Your assignment
Each record must be reproduced exactly as it is shown.

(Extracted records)
◇ ◇ ◇
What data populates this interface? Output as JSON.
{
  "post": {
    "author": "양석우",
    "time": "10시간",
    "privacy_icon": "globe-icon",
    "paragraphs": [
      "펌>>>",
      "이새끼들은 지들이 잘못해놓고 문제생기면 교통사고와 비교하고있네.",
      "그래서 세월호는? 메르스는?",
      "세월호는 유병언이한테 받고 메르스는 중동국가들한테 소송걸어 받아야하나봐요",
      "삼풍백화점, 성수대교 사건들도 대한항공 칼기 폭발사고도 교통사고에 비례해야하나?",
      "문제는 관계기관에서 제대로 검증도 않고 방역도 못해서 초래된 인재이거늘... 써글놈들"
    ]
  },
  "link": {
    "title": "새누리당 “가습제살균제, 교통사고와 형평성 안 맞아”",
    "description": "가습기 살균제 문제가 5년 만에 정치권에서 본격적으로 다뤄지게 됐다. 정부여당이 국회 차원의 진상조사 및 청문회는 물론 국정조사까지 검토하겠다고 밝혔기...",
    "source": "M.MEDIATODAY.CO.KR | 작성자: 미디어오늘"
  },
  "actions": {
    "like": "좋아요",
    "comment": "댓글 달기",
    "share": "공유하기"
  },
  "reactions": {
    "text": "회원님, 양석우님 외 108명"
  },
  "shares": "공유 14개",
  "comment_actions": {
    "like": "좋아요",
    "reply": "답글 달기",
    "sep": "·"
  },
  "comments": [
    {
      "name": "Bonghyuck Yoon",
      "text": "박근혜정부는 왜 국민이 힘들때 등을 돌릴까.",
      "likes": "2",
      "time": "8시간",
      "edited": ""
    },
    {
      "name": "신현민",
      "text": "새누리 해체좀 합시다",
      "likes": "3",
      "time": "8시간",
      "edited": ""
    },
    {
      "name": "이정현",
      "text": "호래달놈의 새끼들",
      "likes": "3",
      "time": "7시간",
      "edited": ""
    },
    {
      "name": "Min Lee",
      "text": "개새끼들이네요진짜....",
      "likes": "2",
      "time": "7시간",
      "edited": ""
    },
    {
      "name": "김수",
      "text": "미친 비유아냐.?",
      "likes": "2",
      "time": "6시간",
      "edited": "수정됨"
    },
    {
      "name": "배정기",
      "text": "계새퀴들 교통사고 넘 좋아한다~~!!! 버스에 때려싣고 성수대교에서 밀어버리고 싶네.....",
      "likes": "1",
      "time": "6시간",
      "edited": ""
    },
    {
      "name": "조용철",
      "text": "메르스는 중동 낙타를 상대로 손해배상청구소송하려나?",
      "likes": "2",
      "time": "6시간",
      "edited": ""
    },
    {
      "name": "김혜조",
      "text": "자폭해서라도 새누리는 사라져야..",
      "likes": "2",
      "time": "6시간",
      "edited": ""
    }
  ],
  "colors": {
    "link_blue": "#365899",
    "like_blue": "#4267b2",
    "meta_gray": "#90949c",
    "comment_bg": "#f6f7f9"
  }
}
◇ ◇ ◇
Answer box
What data populates this interface? Output as JSON.
{
  "post": {
    "author": "양석우",
    "time": "10시간",
    "privacy_icon": "globe-icon",
    "paragraphs": [
      "펌>>>",
      "이새끼들은 지들이 잘못해놓고 문제생기면 교통사고와 비교하고있네.",
      "그래서 세월호는? 메르스는?",
      "세월호는 유병언이한테 받고 메르스는 중동국가들한테 소송걸어 받아야하나봐요",
      "삼풍백화점, 성수대교 사건들도 대한항공 칼기 폭발사고도 교통사고에 비례해야하나?",
      "문제는 관계기관에서 제대로 검증도 않고 방역도 못해서 초래된 인재이거늘... 써글놈들"
    ]
  },
  "link": {
    "title": "새누리당 “가습제살균제, 교통사고와 형평성 안 맞아”",
    "description": "가습기 살균제 문제가 5년 만에 정치권에서 본격적으로 다뤄지게 됐다. 정부여당이 국회 차원의 진상조사 및 청문회는 물론 국정조사까지 검토하겠다고 밝혔기...",
    "source": "M.MEDIATODAY.CO.KR | 작성자: 미디어오늘"
  },
  "actions": {
    "like": "좋아요",
    "comment": "댓글 달기",
    "share": "공유하기"
  },
  "reactions": {
    "text": "회원님, 양석우님 외 108명"
  },
  "shares": "공유 14개",
  "comment_actions": {
    "like": "좋아요",
    "reply": "답글 달기",
    "sep": "·"
  },
  "comments": [
    {
      "name": "Bonghyuck Yoon",
      "text": "박근혜정부는 왜 국민이 힘들때 등을 돌릴까.",
      "likes": "2",
      "time": "8시간",
      "edited": ""
    },
    {
      "name": "신현민",
      "text": "새누리 해체좀 합시다",
      "likes": "3",
      "time": "8시간",
      "edited": ""
    },
    {
      "name": "이정현",
      "text": "호래달놈의 새끼들",
      "likes": "3",
      "time": "7시간",
      "edited": ""
    },
    {
      "name": "Min Lee",
      "text": "개새끼들이네요진짜....",
      "likes": "2",
      "time": "7시간",
      "edited": ""
    },
    {
      "name": "김수",
      "text": "미친 비유아냐.?",
      "likes": "2",
      "time": "6시간",
      "edited": "수정됨"
    },
    {
      "name": "배정기",
      "text": "계새퀴들 교통사고 넘 좋아한다~~!!! 버스에 때려싣고 성수대교에서 밀어버리고 싶네.....",
      "likes": "1",
      "time": "6시간",
      "edited": ""
    },
    {
      "name": "조용철",
      "text": "메르스는 중동 낙타를 상대로 손해배상청구소송하려나?",
      "likes": "2",
      "time": "6시간",
      "edited": ""
    },
    {
      "name": "김혜조",
      "text": "자폭해서라도 새누리는 사라져야..",
      "likes": "2",
      "time": "6시간",
      "edited": ""
    }
  ],
  "colors": {
    "link_blue": "#365899",
    "like_blue": "#4267b2",
    "meta_gray": "#90949c",
    "comment_bg": "#f6f7f9"
  }
}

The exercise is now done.